EXERCISE DATA →
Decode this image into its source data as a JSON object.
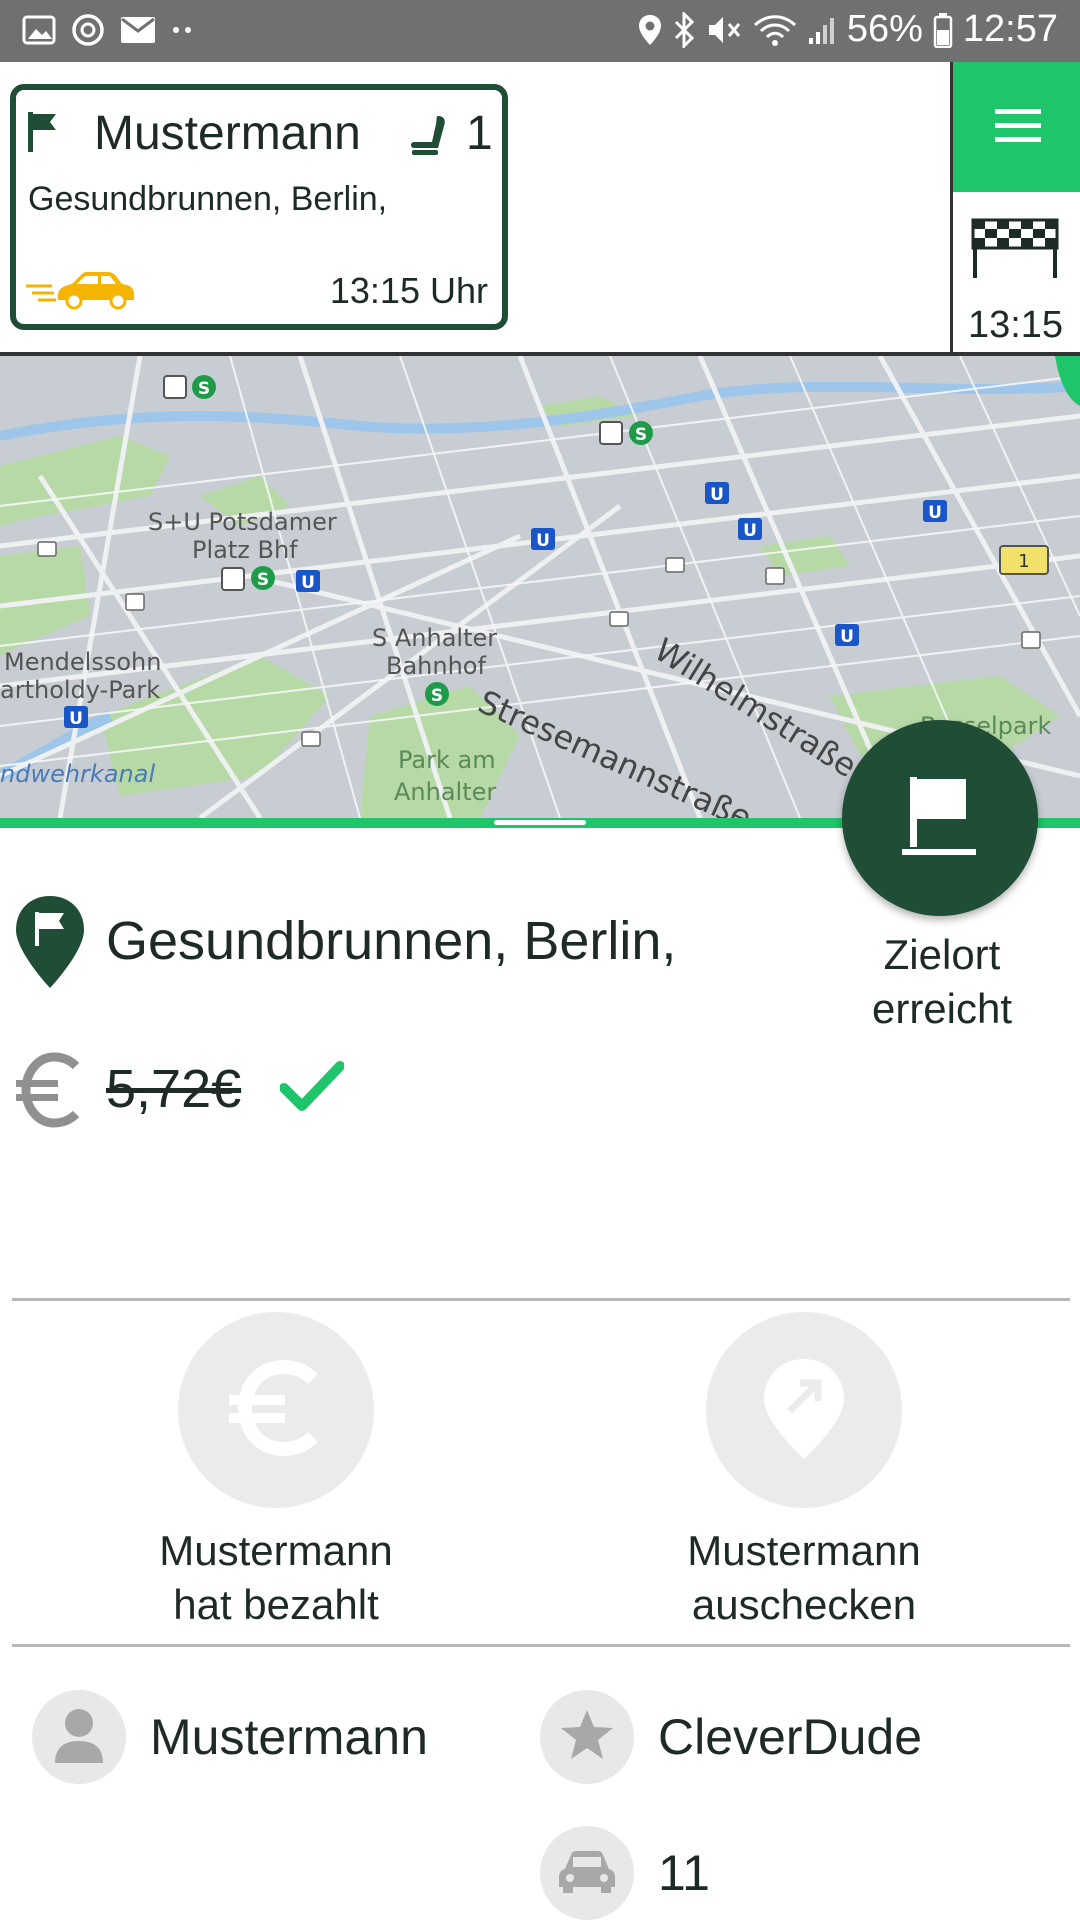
{
  "status_bar": {
    "battery": "56%",
    "time": "12:57",
    "icons": [
      "gallery-icon",
      "sync-icon",
      "mail-icon",
      "dots-icon",
      "location-icon",
      "bluetooth-icon",
      "mute-icon",
      "wifi-icon",
      "signal-icon",
      "battery-icon"
    ]
  },
  "ride_card": {
    "passenger": "Mustermann",
    "seats": "1",
    "address": "Gesundbrunnen, Berlin,",
    "time": "13:15 Uhr"
  },
  "side": {
    "finish_time": "13:15"
  },
  "map": {
    "labels": {
      "potsdamer_1": "S+U Potsdamer",
      "potsdamer_2": "Platz Bhf",
      "anhalter_1": "S Anhalter",
      "anhalter_2": "Bahnhof",
      "mendelssohn_1": "Mendelssohn",
      "mendelssohn_2": "artholdy-Park",
      "park_1": "Park am",
      "park_2": "Anhalter",
      "landwehr": "ndwehrkanal",
      "wilhelm": "Wilhelmstraße",
      "stresemann": "Stresemannstraße",
      "gesselpark": "Besselpark",
      "route_badge": "1"
    }
  },
  "fab": {
    "label_line1": "Zielort",
    "label_line2": "erreicht"
  },
  "destination": {
    "address": "Gesundbrunnen, Berlin,",
    "price": "5,72€"
  },
  "actions": {
    "paid_line1": "Mustermann",
    "paid_line2": "hat bezahlt",
    "checkout_line1": "Mustermann",
    "checkout_line2": "auschecken"
  },
  "info": {
    "passenger": "Mustermann",
    "driver": "CleverDude",
    "car": "11"
  },
  "colors": {
    "brand_green": "#1fc56a",
    "dark_green": "#1f4d36",
    "status_bar": "#707070"
  }
}
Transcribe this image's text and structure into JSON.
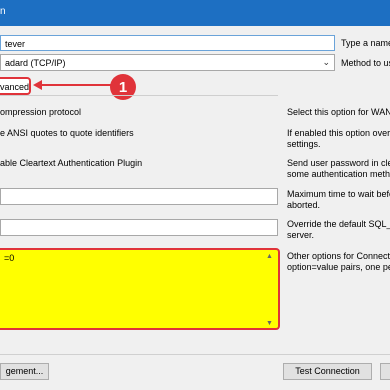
{
  "window": {
    "title": "n"
  },
  "name_field": {
    "value": "tever",
    "label": "Type a name"
  },
  "method_field": {
    "value": "adard (TCP/IP)",
    "label": "Method to us"
  },
  "tab": {
    "label": "vanced",
    "badge": "1"
  },
  "options": [
    {
      "label": "ompression protocol",
      "desc1": "Select this option for WAN",
      "desc2": ""
    },
    {
      "label": "e ANSI quotes to quote identifiers",
      "desc1": "If enabled this option over",
      "desc2": "settings."
    },
    {
      "label": "able Cleartext Authentication Plugin",
      "desc1": "Send user password in clea",
      "desc2": "some authentication metho"
    }
  ],
  "timeout": {
    "value": "",
    "desc1": "Maximum time to wait befor",
    "desc2": "aborted."
  },
  "sql_mode": {
    "value": "",
    "desc1": "Override the default SQL_",
    "desc2": "server."
  },
  "others": {
    "value": "=0",
    "desc1": "Other options for Connecto",
    "desc2": "option=value pairs, one pe"
  },
  "buttons": {
    "manage": "gement...",
    "test": "Test Connection"
  }
}
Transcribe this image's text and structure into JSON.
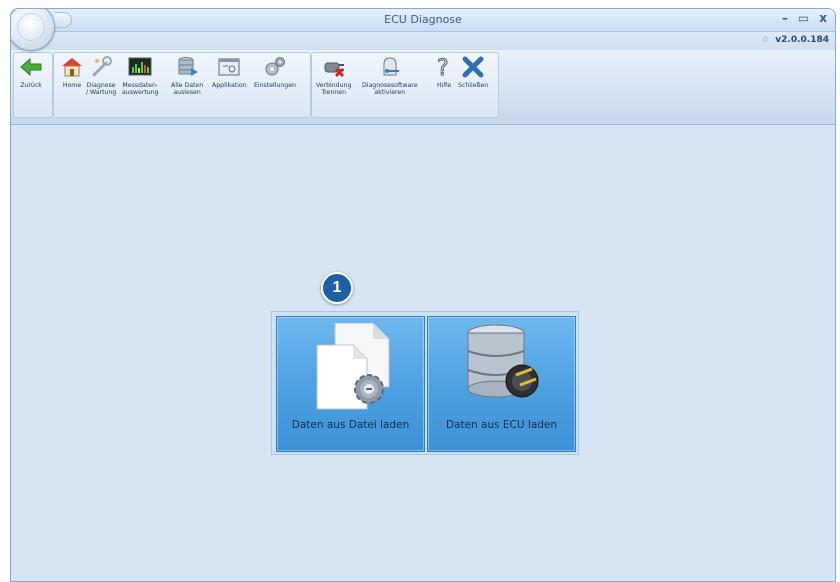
{
  "window": {
    "title": "ECU Diagnose",
    "version": "v2.0.0.184",
    "controls": {
      "minimize": "–",
      "maximize": "▭",
      "close": "x"
    }
  },
  "toolbar": {
    "back_label": "Zurück",
    "home_label": "Home",
    "diagnose_label_1": "Diagnose",
    "diagnose_label_2": "/ Wartung",
    "messdaten_label_1": "Messdaten-",
    "messdaten_label_2": "auswertung",
    "alle_daten_label_1": "Alle Daten",
    "alle_daten_label_2": "auslesen",
    "applikation_label": "Applikation",
    "einstellungen_label": "Einstellungen",
    "verbindung_label_1": "Verbindung",
    "verbindung_label_2": "Trennen",
    "diagnosesoftware_label_1": "Diagnosesoftware",
    "diagnosesoftware_label_2": "aktivieren",
    "hilfe_label": "Hilfe",
    "schliessen_label": "Schließen"
  },
  "main": {
    "tile_file_label": "Daten aus Datei laden",
    "tile_ecu_label": "Daten aus ECU laden",
    "callout_number": "1"
  }
}
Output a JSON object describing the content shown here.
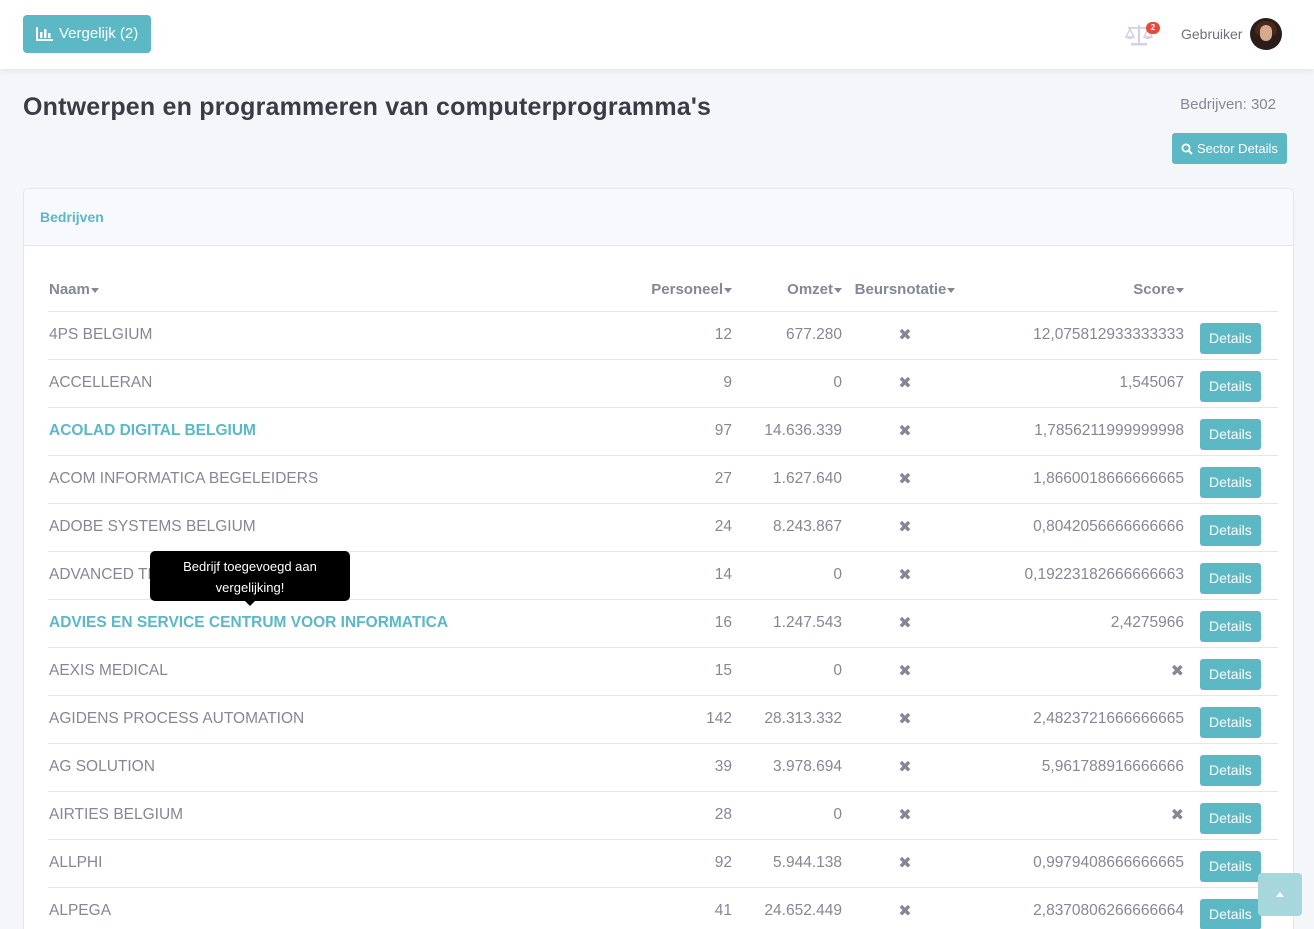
{
  "topbar": {
    "compare_label": "Vergelijk (2)",
    "compare_icon": "bar-chart-icon",
    "scale_icon": "balance-scale-icon",
    "scale_badge": "2",
    "user_name": "Gebruiker"
  },
  "page": {
    "title": "Ontwerpen en programmeren van computerprogramma's",
    "company_count": "Bedrijven: 302",
    "sector_button": "Sector Details"
  },
  "card": {
    "header": "Bedrijven",
    "columns": {
      "name": "Naam",
      "personeel": "Personeel",
      "omzet": "Omzet",
      "beursnotatie": "Beursnotatie",
      "score": "Score"
    },
    "details_label": "Details",
    "rows": [
      {
        "name": "4PS BELGIUM",
        "personeel": "12",
        "omzet": "677.280",
        "beurs": "✖",
        "score": "12,075812933333333",
        "link": false
      },
      {
        "name": "ACCELLERAN",
        "personeel": "9",
        "omzet": "0",
        "beurs": "✖",
        "score": "1,545067",
        "link": false
      },
      {
        "name": "ACOLAD DIGITAL BELGIUM",
        "personeel": "97",
        "omzet": "14.636.339",
        "beurs": "✖",
        "score": "1,7856211999999998",
        "link": true
      },
      {
        "name": "ACOM INFORMATICA BEGELEIDERS",
        "personeel": "27",
        "omzet": "1.627.640",
        "beurs": "✖",
        "score": "1,8660018666666665",
        "link": false
      },
      {
        "name": "ADOBE SYSTEMS BELGIUM",
        "personeel": "24",
        "omzet": "8.243.867",
        "beurs": "✖",
        "score": "0,8042056666666666",
        "link": false
      },
      {
        "name": "ADVANCED TECHNOLOGY SOLUTIONS",
        "personeel": "14",
        "omzet": "0",
        "beurs": "✖",
        "score": "0,19223182666666663",
        "link": false
      },
      {
        "name": "ADVIES EN SERVICE CENTRUM VOOR INFORMATICA",
        "personeel": "16",
        "omzet": "1.247.543",
        "beurs": "✖",
        "score": "2,4275966",
        "link": true
      },
      {
        "name": "AEXIS MEDICAL",
        "personeel": "15",
        "omzet": "0",
        "beurs": "✖",
        "score": "✖",
        "link": false
      },
      {
        "name": "AGIDENS PROCESS AUTOMATION",
        "personeel": "142",
        "omzet": "28.313.332",
        "beurs": "✖",
        "score": "2,4823721666666665",
        "link": false
      },
      {
        "name": "AG SOLUTION",
        "personeel": "39",
        "omzet": "3.978.694",
        "beurs": "✖",
        "score": "5,961788916666666",
        "link": false
      },
      {
        "name": "AIRTIES BELGIUM",
        "personeel": "28",
        "omzet": "0",
        "beurs": "✖",
        "score": "✖",
        "link": false
      },
      {
        "name": "ALLPHI",
        "personeel": "92",
        "omzet": "5.944.138",
        "beurs": "✖",
        "score": "0,9979408666666665",
        "link": false
      },
      {
        "name": "ALPEGA",
        "personeel": "41",
        "omzet": "24.652.449",
        "beurs": "✖",
        "score": "2,8370806266666664",
        "link": false
      }
    ]
  },
  "tooltip": {
    "text": "Bedrijf toegevoegd aan vergelijking!"
  },
  "colors": {
    "accent": "#5bb8c4",
    "badge": "#e74a3b",
    "text": "#858796",
    "title": "#3a3b45"
  }
}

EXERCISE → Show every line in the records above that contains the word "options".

ANSWER SECTION →
  "options": [
    "desc1": "Other options for Connecto",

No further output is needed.